'Suddenly' (not a Billy Ocean cover) finds him in the light swingbeat mode that was the default setting for teen-oriented male stars in the mid-90s, accompanied by a video where he wears the appropriate uniform. It's all set, except the song itself which is poor and lacks a strong chorus.

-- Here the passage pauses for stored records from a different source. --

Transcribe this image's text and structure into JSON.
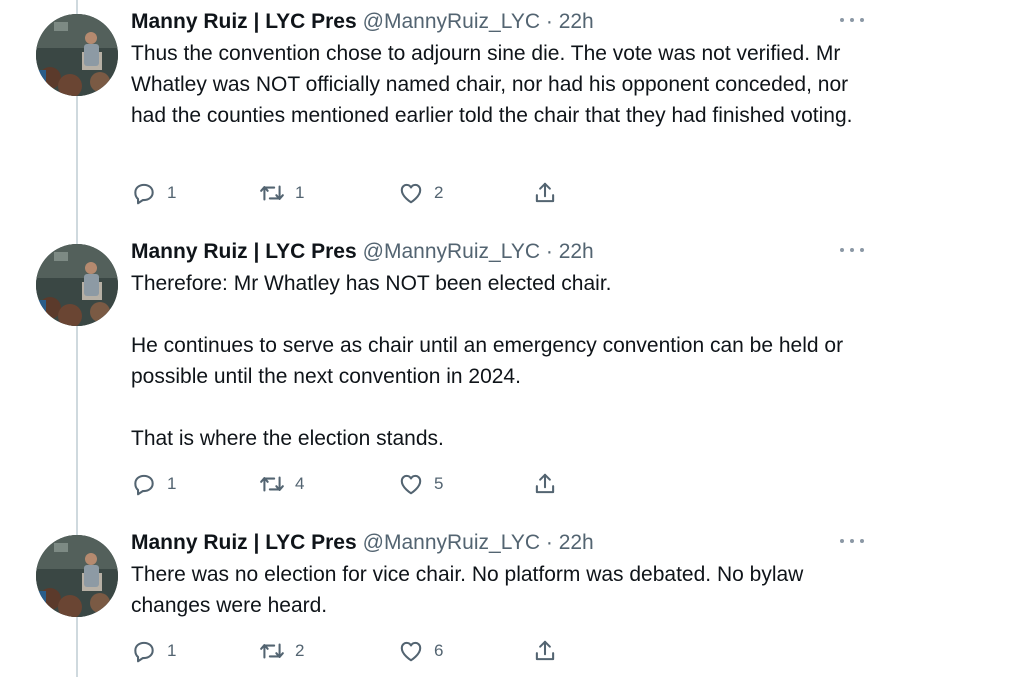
{
  "tweets": [
    {
      "name": "Manny Ruiz | LYC Pres",
      "handle": "@MannyRuiz_LYC",
      "separator": "·",
      "time": "22h",
      "paragraphs": [
        "Thus the convention chose to adjourn sine die. The vote was not verified. Mr Whatley was NOT officially named chair, nor had his opponent conceded, nor had the counties mentioned earlier told the chair that they had finished voting."
      ],
      "replies": "1",
      "retweets": "1",
      "likes": "2"
    },
    {
      "name": "Manny Ruiz | LYC Pres",
      "handle": "@MannyRuiz_LYC",
      "separator": "·",
      "time": "22h",
      "paragraphs": [
        "Therefore: Mr Whatley has NOT been elected chair.",
        "He continues to serve as chair until an emergency convention can be held or possible until the next convention in 2024.",
        "That is where the election stands."
      ],
      "replies": "1",
      "retweets": "4",
      "likes": "5"
    },
    {
      "name": "Manny Ruiz | LYC Pres",
      "handle": "@MannyRuiz_LYC",
      "separator": "·",
      "time": "22h",
      "paragraphs": [
        "There was no election for vice chair. No platform was debated. No bylaw changes were heard."
      ],
      "replies": "1",
      "retweets": "2",
      "likes": "6"
    }
  ],
  "icons": {
    "reply": "reply-icon",
    "retweet": "retweet-icon",
    "like": "heart-icon",
    "share": "share-icon",
    "more": "more-icon"
  },
  "colors": {
    "text": "#0f1419",
    "secondary": "#536471",
    "thread_line": "#cfd9de"
  }
}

His vocal, while not terrible (though he may have had the benefits of studio techniques) isn't really suited to the style of the song either and like a lot of this second disc it's instantly forgettable.

Available on: Greatest Hits

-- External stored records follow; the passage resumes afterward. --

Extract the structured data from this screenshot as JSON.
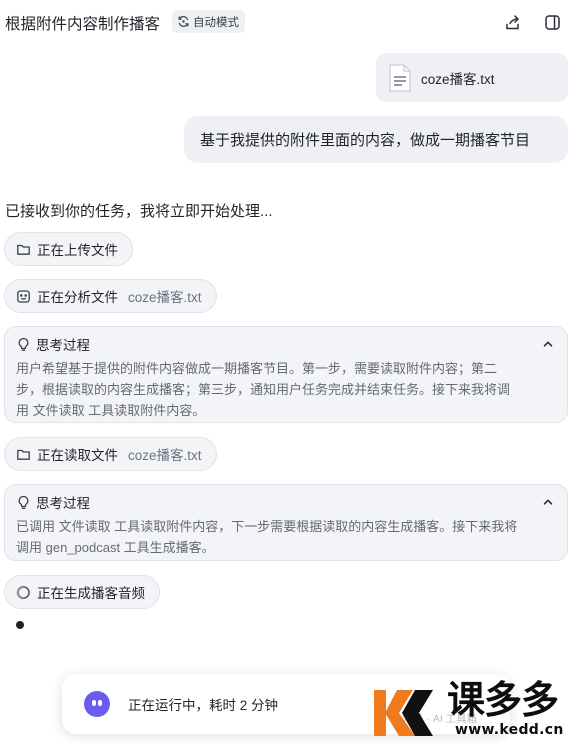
{
  "header": {
    "title": "根据附件内容制作播客",
    "mode_label": "自动模式",
    "share_icon": "share-icon",
    "panel_icon": "sidebar-panel-icon"
  },
  "attachment": {
    "file_name": "coze播客.txt",
    "icon": "text-file-icon"
  },
  "user_message": "基于我提供的附件里面的内容，做成一期播客节目",
  "assistant": {
    "intro": "已接收到你的任务，我将立即开始处理...",
    "steps": [
      {
        "label": "正在上传文件",
        "file": ""
      },
      {
        "label": "正在分析文件",
        "file": "coze播客.txt"
      },
      {
        "label": "正在读取文件",
        "file": "coze播客.txt"
      },
      {
        "label": "正在生成播客音频",
        "file": ""
      }
    ],
    "thoughts": [
      {
        "title": "思考过程",
        "lines": [
          "用户希望基于提供的附件内容做成一期播客节目。第一步，需要读取附件内容；第二",
          "步，根据读取的内容生成播客；第三步，通知用户任务完成并结束任务。接下来我将调",
          "用 文件读取 工具读取附件内容。"
        ]
      },
      {
        "title": "思考过程",
        "lines": [
          "已调用 文件读取 工具读取附件内容，下一步需要根据读取的内容生成播客。接下来我将",
          "调用 gen_podcast 工具生成播客。"
        ]
      }
    ]
  },
  "status_bar": {
    "text": "正在运行中，耗时 2 分钟"
  },
  "watermark": {
    "faint": "公众号 · AI 工具箱",
    "brand": "课多多",
    "domain": "www.kedd.cn"
  },
  "colors": {
    "accent": "#6a5cf2",
    "card_bg": "#f3f4f7",
    "bubble_bg": "#eef0f5",
    "muted_text": "#656a73",
    "logo_orange": "#f07a1e"
  }
}
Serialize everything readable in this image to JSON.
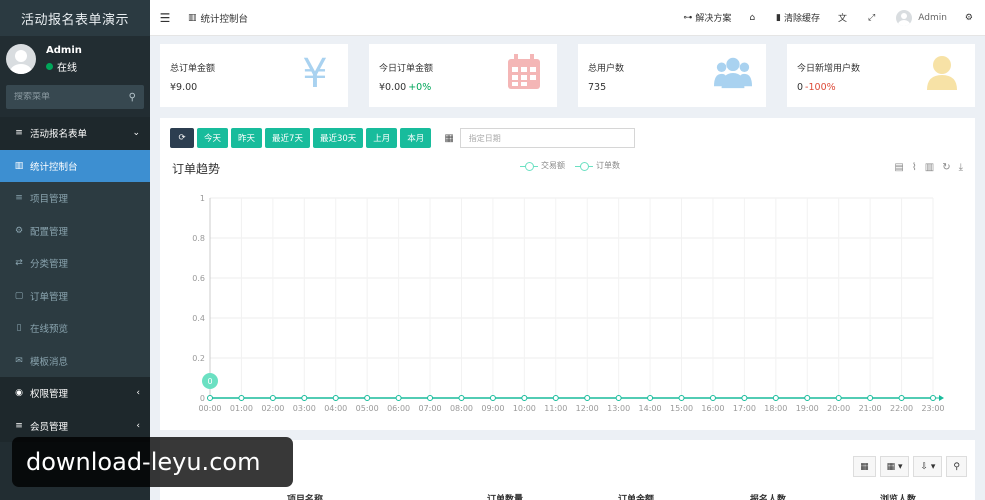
{
  "app_title": "活动报名表单演示",
  "user": {
    "name": "Admin",
    "status": "在线"
  },
  "sidebar": {
    "search_placeholder": "搜索菜单",
    "items": [
      {
        "label": "活动报名表单",
        "icon": "list-icon",
        "kind": "group",
        "arrow": "⌄"
      },
      {
        "label": "统计控制台",
        "icon": "bar-chart-icon",
        "kind": "active"
      },
      {
        "label": "项目管理",
        "icon": "list-icon",
        "kind": "sub"
      },
      {
        "label": "配置管理",
        "icon": "gear-icon",
        "kind": "sub"
      },
      {
        "label": "分类管理",
        "icon": "sort-icon",
        "kind": "sub"
      },
      {
        "label": "订单管理",
        "icon": "file-icon",
        "kind": "sub"
      },
      {
        "label": "在线预览",
        "icon": "mobile-icon",
        "kind": "sub"
      },
      {
        "label": "模板消息",
        "icon": "envelope-icon",
        "kind": "sub"
      },
      {
        "label": "权限管理",
        "icon": "users-icon",
        "kind": "group",
        "arrow": "‹"
      },
      {
        "label": "会员管理",
        "icon": "list-icon",
        "kind": "group",
        "arrow": "‹"
      }
    ]
  },
  "topbar": {
    "tab_label": "统计控制台",
    "links": [
      {
        "label": "解决方案",
        "icon": "sitemap-icon"
      },
      {
        "label": "",
        "icon": "home-icon"
      },
      {
        "label": "清除缓存",
        "icon": "trash-icon"
      },
      {
        "label": "",
        "icon": "translate-icon"
      },
      {
        "label": "",
        "icon": "fullscreen-icon"
      }
    ],
    "admin_label": "Admin"
  },
  "cards": [
    {
      "title": "总订单金额",
      "value": "¥9.00",
      "pct": "",
      "pct_kind": "",
      "icon": "yen-icon",
      "color": "#a9d2f0"
    },
    {
      "title": "今日订单金额",
      "value": "¥0.00",
      "pct": "+0%",
      "pct_kind": "up",
      "icon": "calendar-icon",
      "color": "#f4b6b6"
    },
    {
      "title": "总用户数",
      "value": "735",
      "pct": "",
      "pct_kind": "",
      "icon": "group-icon",
      "color": "#a9d2f0"
    },
    {
      "title": "今日新增用户数",
      "value": "0",
      "pct": "-100%",
      "pct_kind": "down",
      "icon": "user-icon",
      "color": "#f7e2a6"
    }
  ],
  "filters": {
    "buttons": [
      "今天",
      "昨天",
      "最近7天",
      "最近30天",
      "上月",
      "本月"
    ],
    "date_placeholder": "指定日期"
  },
  "chart_data": {
    "type": "line",
    "title": "订单趋势",
    "legend": [
      "交易额",
      "订单数"
    ],
    "categories": [
      "00:00",
      "01:00",
      "02:00",
      "03:00",
      "04:00",
      "05:00",
      "06:00",
      "07:00",
      "08:00",
      "09:00",
      "10:00",
      "11:00",
      "12:00",
      "13:00",
      "14:00",
      "15:00",
      "16:00",
      "17:00",
      "18:00",
      "19:00",
      "20:00",
      "21:00",
      "22:00",
      "23:00"
    ],
    "yticks": [
      0,
      0.2,
      0.4,
      0.6,
      0.8,
      1
    ],
    "ylim": [
      0,
      1
    ],
    "series": [
      {
        "name": "订单数",
        "values": [
          0,
          0,
          0,
          0,
          0,
          0,
          0,
          0,
          0,
          0,
          0,
          0,
          0,
          0,
          0,
          0,
          0,
          0,
          0,
          0,
          0,
          0,
          0,
          0
        ]
      }
    ],
    "marker_label": "0",
    "color": "#18bc9c",
    "grid": true
  },
  "bottom": {
    "columns": [
      "项目名称",
      "订单数量",
      "订单金额",
      "报名人数",
      "浏览人数"
    ]
  },
  "watermark": "download-leyu.com"
}
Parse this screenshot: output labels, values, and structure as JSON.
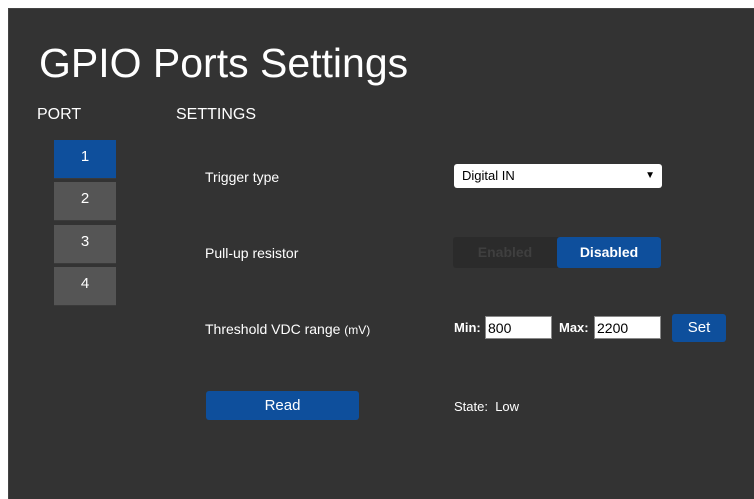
{
  "page_title": "GPIO Ports Settings",
  "port_header": "PORT",
  "settings_header": "SETTINGS",
  "ports": [
    {
      "label": "1",
      "active": true
    },
    {
      "label": "2",
      "active": false
    },
    {
      "label": "3",
      "active": false
    },
    {
      "label": "4",
      "active": false
    }
  ],
  "trigger": {
    "label": "Trigger type",
    "selected": "Digital IN",
    "arrow_icon": "triangle-down-icon"
  },
  "pullup": {
    "label": "Pull-up resistor",
    "enabled_label": "Enabled",
    "disabled_label": "Disabled",
    "selected": "Disabled"
  },
  "threshold": {
    "label": "Threshold VDC range",
    "unit": "(mV)",
    "min_label": "Min:",
    "min_value": "800",
    "max_label": "Max:",
    "max_value": "2200",
    "set_label": "Set"
  },
  "read": {
    "button_label": "Read",
    "state_label": "State:",
    "state_value": "Low"
  },
  "colors": {
    "panel_bg": "#333333",
    "accent_blue": "#0e4f9c",
    "port_inactive": "#555555"
  }
}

Thursday, 11 September 2014

Nicki French 'Total Eclipse Of The Heart'

Chart Peak: 5 [54 in 1994]
Jim Steinman's 'Total Eclipse Of The Heart' was originally a No. 1 for Bonnie Tyler in 1983... Nicki's version was a Top 5 smash in January/February '95.
Not just a UK Top 5, but it went on to peak at 2 in the US, at a time when few big British acts were having major success over there. 19 years later, I have to wonder what on earth people were thinking. The selling point of the original Jim Steinman production was surely its very grandiosity, something audible even in the 7" edit that was on the very first Now That's What I Call Music. This version (the innacurately-titled "Full On Vocal Mix") offers only a cheap-sounding backing track of the sort that would soon be heard behind Robson & Jerome (Mike Stock worked with both acts) but at least in their case the success could be explained away by their non-musical fame.

Nicki French wasn't famous before this hit, although she was a well-established session and backing singer. To be sure, she is a good singer but she doesn't seem to be particularly interested in the song and everything about this release - including the video, where the backing singers don't resemble the voices on the track - sounds like the minimum possible effort. I can only presume that people were buying this for the many club remixes on various formats.

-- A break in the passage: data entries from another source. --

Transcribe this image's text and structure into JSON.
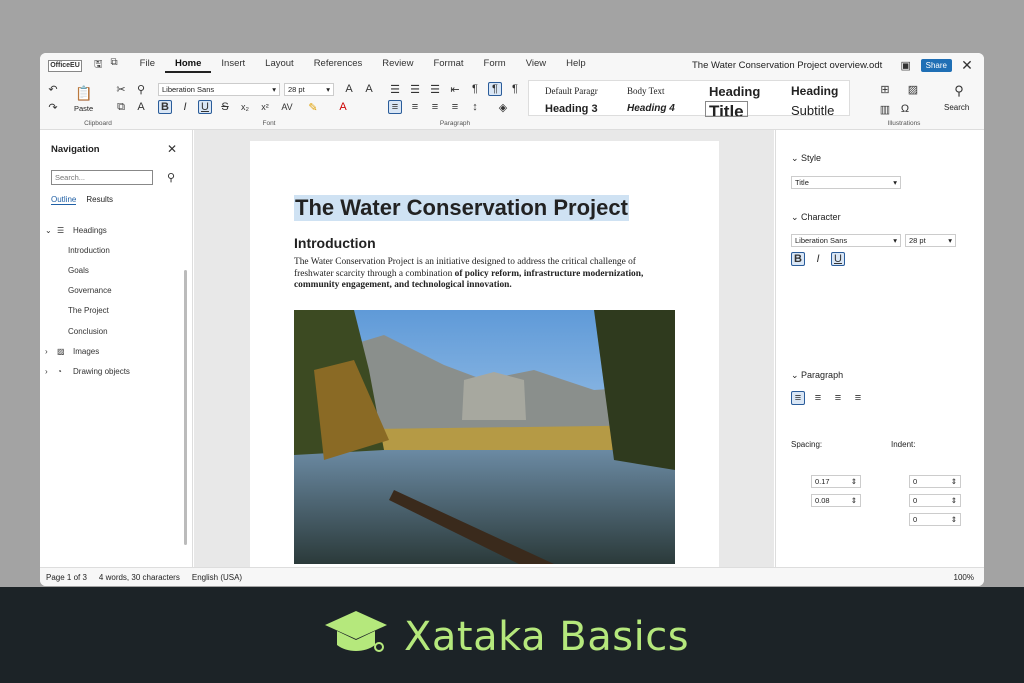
{
  "titlebar": {
    "logo": "OfficeEU",
    "doc_title": "The Water Conservation Project overview.odt",
    "share": "Share",
    "menu": [
      "File",
      "Home",
      "Insert",
      "Layout",
      "References",
      "Review",
      "Format",
      "Form",
      "View",
      "Help"
    ]
  },
  "ribbon": {
    "paste": "Paste",
    "font": "Liberation Sans",
    "size": "28 pt",
    "clipboard": "Clipboard",
    "font_group": "Font",
    "paragraph_group": "Paragraph",
    "illustrations": "Illustrations",
    "search": "Search",
    "styles": {
      "default": "Default Paragr",
      "body": "Body Text",
      "heading": "Heading",
      "heading_x": "Heading",
      "heading3": "Heading 3",
      "heading4": "Heading 4",
      "title": "Title",
      "subtitle": "Subtitle"
    }
  },
  "nav": {
    "title": "Navigation",
    "search_placeholder": "Search...",
    "tab_outline": "Outline",
    "tab_results": "Results",
    "headings": "Headings",
    "items": [
      "Introduction",
      "Goals",
      "Governance",
      "The Project",
      "Conclusion"
    ],
    "images": "Images",
    "drawing": "Drawing objects"
  },
  "page": {
    "title": "The Water Conservation Project",
    "h1": "Introduction",
    "body_plain": "The Water Conservation Project is an initiative designed to address the critical challenge of freshwater scarcity through a combination ",
    "body_bold": "of policy reform, infrastructure modernization, community engagement, and technological innovation."
  },
  "side": {
    "style": "Style",
    "style_val": "Title",
    "character": "Character",
    "font": "Liberation Sans",
    "size": "28 pt",
    "paragraph": "Paragraph",
    "spacing": "Spacing:",
    "indent": "Indent:",
    "sp1": "0.17",
    "sp2": "0.08",
    "in1": "0",
    "in2": "0",
    "in3": "0",
    "unit": "\""
  },
  "status": {
    "page": "Page 1 of 3",
    "words": "4 words, 30 characters",
    "lang": "English (USA)",
    "zoom": "100%"
  },
  "banner": {
    "text": "Xataka Basics"
  },
  "colors": {
    "accent": "#1f5fa5",
    "banner_bg": "#1c2327",
    "banner_text": "#b5e87c"
  }
}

Available on: Total Eclipse of the Heart (Deluxe Edition)

Wednesday, 10 September 2014

(MC Sar &) The Real McCoy 'Run Away'

Chart Peak: 6
'Run Away' made No. 6 in January '95 for O-Jay (Olaf Jeglitza) and Patsy (Patricia Petersen) AKA the Real McCoy. It was their second big British hit following 'Another Night'
Confusingly, there are three people in the photo above that text that describes the act as a duo (the other one would be Vanessa Mason) and in fact O-Jay has subsequently claimed that the female vocals on this track (and the remainder of their album) wasn't by either of those women but by session singer Karin Kasar. That's the world of Eurodance for you. Indeed the producers later replaced the entire line-up of the act, as also happened to 2 Unlimited.

Perhaps it's not surprising that they sound so paranoid on this track, a lyric clearly based on Nineteen Eighty Four that even mentions "Big Brother is watching you". It's not a bad song  for what it is but it doesn't live up to the standard of their biggest hit. Unusually for this type of music it was their second Top 3 hit in the US.

Also appearing on: Now 29
Available on: Run Away